→ Exercise data:

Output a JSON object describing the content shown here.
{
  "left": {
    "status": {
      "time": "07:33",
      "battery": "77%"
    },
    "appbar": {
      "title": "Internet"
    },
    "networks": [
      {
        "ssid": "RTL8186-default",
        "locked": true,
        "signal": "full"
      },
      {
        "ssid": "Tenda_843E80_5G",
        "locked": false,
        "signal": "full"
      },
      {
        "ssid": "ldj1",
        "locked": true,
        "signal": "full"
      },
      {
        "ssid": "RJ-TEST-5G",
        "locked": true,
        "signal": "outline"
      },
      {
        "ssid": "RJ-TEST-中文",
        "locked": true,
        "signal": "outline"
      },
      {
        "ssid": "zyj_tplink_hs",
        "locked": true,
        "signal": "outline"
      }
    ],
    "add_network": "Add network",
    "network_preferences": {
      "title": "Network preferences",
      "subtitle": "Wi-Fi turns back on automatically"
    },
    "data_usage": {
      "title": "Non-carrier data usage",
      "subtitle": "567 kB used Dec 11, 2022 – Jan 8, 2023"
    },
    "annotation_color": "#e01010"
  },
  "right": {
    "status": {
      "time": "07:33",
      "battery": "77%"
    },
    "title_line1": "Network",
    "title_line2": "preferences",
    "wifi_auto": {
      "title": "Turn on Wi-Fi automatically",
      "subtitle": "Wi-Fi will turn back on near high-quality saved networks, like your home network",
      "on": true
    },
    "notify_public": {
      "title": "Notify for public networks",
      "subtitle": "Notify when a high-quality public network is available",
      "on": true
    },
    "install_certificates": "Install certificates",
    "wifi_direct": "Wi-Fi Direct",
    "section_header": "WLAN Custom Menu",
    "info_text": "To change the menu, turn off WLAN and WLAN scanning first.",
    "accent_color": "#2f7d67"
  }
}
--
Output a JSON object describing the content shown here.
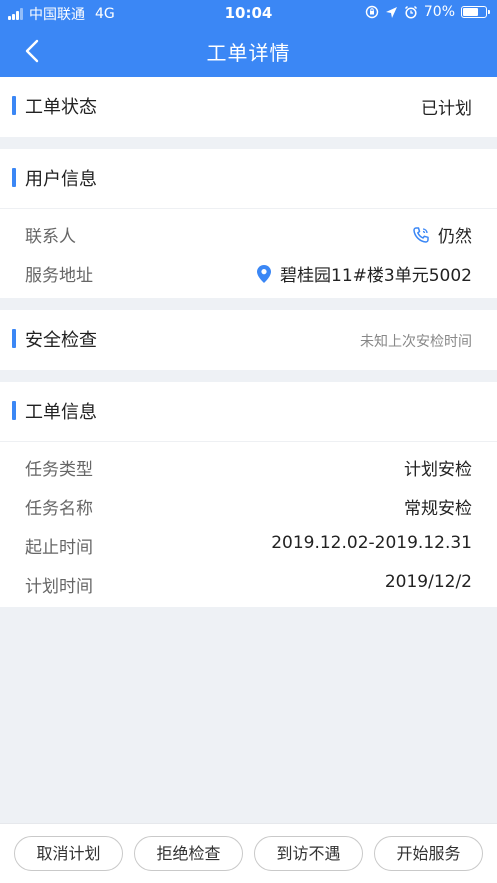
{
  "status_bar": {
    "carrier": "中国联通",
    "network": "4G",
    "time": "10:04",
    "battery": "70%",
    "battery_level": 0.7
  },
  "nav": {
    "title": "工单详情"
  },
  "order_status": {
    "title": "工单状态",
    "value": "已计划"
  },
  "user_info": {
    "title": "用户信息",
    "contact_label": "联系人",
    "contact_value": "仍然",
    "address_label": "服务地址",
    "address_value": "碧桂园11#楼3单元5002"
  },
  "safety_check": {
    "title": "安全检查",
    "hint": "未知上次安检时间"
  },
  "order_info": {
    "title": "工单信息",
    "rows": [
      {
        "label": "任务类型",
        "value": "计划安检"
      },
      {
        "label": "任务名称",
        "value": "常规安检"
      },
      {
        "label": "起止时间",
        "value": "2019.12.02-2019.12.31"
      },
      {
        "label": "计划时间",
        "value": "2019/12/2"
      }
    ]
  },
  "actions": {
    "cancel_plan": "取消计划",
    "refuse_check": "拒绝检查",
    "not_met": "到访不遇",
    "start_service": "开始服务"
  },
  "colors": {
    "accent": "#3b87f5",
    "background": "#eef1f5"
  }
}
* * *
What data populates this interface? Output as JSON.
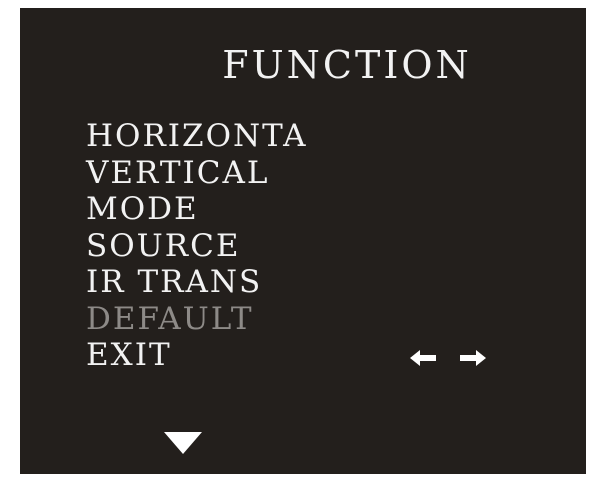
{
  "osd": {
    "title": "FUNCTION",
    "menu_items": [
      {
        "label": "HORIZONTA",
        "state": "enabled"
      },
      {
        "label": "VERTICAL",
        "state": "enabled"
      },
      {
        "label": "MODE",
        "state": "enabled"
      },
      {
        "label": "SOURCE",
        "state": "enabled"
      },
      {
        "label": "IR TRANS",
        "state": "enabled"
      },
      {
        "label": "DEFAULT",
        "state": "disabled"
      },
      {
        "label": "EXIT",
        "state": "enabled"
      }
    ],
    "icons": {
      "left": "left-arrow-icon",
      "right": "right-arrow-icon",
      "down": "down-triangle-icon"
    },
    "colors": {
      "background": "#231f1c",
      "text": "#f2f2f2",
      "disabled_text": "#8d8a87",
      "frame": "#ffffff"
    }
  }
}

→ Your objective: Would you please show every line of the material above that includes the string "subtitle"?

→ Answer area:
      "subtitle": "Wi-Fi turns back on automatically"
      "subtitle": "567 kB used Dec 11, 2022 – Jan 8, 2023"
      "subtitle": "Wi-Fi will turn back on near high-quality saved networks, like your home network",
      "subtitle": "Notify when a high-quality public network is available",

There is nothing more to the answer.